Data Lake vs. Data Warehouse
Data lakes and data warehouses are both data storage and processing solutions, but they have distinct characteristics and are designed for different purposes.
Here are the key differences between data lakes and data warehouses:
Data Lake: Data lakes can store structured, semi-structured, and unstructured data. They are highly flexible and can accommodate raw, diverse data formats, including text, images, videos, logs, and more, without the need for a predefined schema.
Data Warehouse: Data warehouses primarily store structured data with well-defined schemas. They require data to be pre-processed and structured before ingestion, making them less flexible when dealing with unstructured or semi-structured data.
Data Lake: Data lakes typically use a schema-on-read approach. The schema is applied when data is read or processed, allowing for schema flexibility and accommodating changes in data over time.
Data Warehouse: Data warehouses use a schema-on-write approach. Data must be transformed and structured into a predefined schema before it is loaded into the warehouse. Any changes to the schema can be complex and time-consuming.

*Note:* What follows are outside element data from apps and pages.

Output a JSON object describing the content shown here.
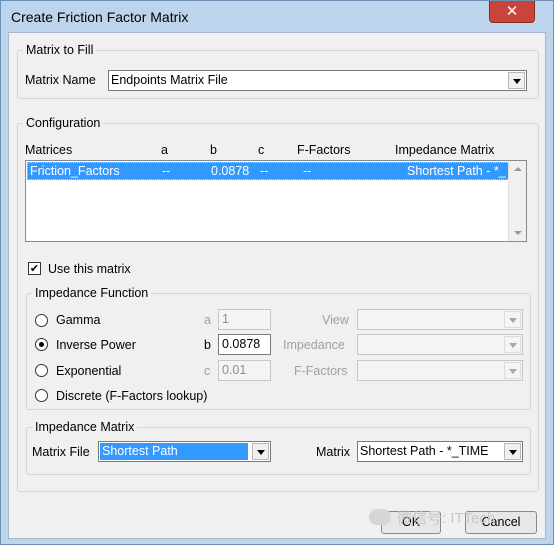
{
  "window": {
    "title": "Create Friction Factor Matrix",
    "close_glyph": "✕"
  },
  "matrix_to_fill": {
    "legend": "Matrix to Fill",
    "name_label": "Matrix Name",
    "name_value": "Endpoints Matrix File"
  },
  "configuration": {
    "legend": "Configuration",
    "columns": [
      "Matrices",
      "a",
      "b",
      "c",
      "F-Factors",
      "Impedance Matrix"
    ],
    "rows": [
      {
        "matrices": "Friction_Factors",
        "a": "--",
        "b": "0.0878",
        "c": "--",
        "f_factors": "--",
        "impedance_matrix": "Shortest Path - *_"
      }
    ],
    "use_matrix_label": "Use this matrix",
    "use_matrix_checked": true
  },
  "impedance_function": {
    "legend": "Impedance Function",
    "options": [
      "Gamma",
      "Inverse Power",
      "Exponential",
      "Discrete (F-Factors lookup)"
    ],
    "selected": "Inverse Power",
    "param_a_label": "a",
    "param_a_value": "1",
    "param_b_label": "b",
    "param_b_value": "0.0878",
    "param_c_label": "c",
    "param_c_value": "0.01",
    "view_label": "View",
    "impedance_label": "Impedance",
    "ffactors_label": "F-Factors"
  },
  "impedance_matrix": {
    "legend": "Impedance Matrix",
    "file_label": "Matrix File",
    "file_value": "Shortest Path",
    "matrix_label": "Matrix",
    "matrix_value": "Shortest Path - *_TIME"
  },
  "buttons": {
    "ok": "OK",
    "cancel": "Cancel"
  },
  "watermark": "微信号: ITTech",
  "colors": {
    "selection": "#3399ff",
    "title_bar": "#bcd4ec",
    "close_button": "#c9453a"
  }
}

Data Lake: Data lakes are designed for data integration, allowing you to ingest and consolidate data from various sources without significant preprocessing. Integration often involves ETL (Extract, Transform, Load) processes.
Data Warehouse: Data warehouses also integrate data from multiple sources but require data to be transformed and cleaned before loading, which is typically done as part of the ETL process.
Data Lake: Data lakes are typically more cost-effective for storing large volumes of raw data, making them suitable for storing vast amounts of data at a lower cost per terabyte.
Data Warehouse: Data warehouses are optimized for query performance and are more expensive to scale for large data volumes. They are ideal for storing structured data that requires fast and efficient querying.
Data Lake: Data lakes are versatile and can handle various data processing tasks, including batch processing, real-time processing, and machine learning, using tools like Azure Data Lake Analytics or Apache Spark.
Data Warehouse: Data warehouses are primarily designed for complex SQL-based querying and reporting, making them suitable for business intelligence and analytics workloads.
Data Lake: Data lakes are often used by data engineers, data scientists, and analysts who need to explore and analyze raw or semi-structured data. A variety of tools and languages, including Python and SQL, are used for data processing and analysis.
Data Warehouse: Data warehouses are primarily used by business analysts, data analysts, and decision-makers for structured data analysis. They typically rely on SQL-based reporting tools and business intelligence platforms.
Data Lake: Data lakes are ideal for data exploration, data science, big data analytics, and storing massive volumes of raw data. They are suited for scenarios where data needs to be ingested rapidly from various sources.
Data Warehouse: Data warehouses excel in providing fast, reliable, and structured data for business reporting, dashboarding, and ad-hoc queries. They are used for structured data analysis and historical reporting.
It’s important to note that many organizations use both data lakes and data warehouses in their data architecture to leverage the strengths of each approach. This combination allows for flexibility, scalability, and the ability to handle a wide range of data processing and analysis requirements.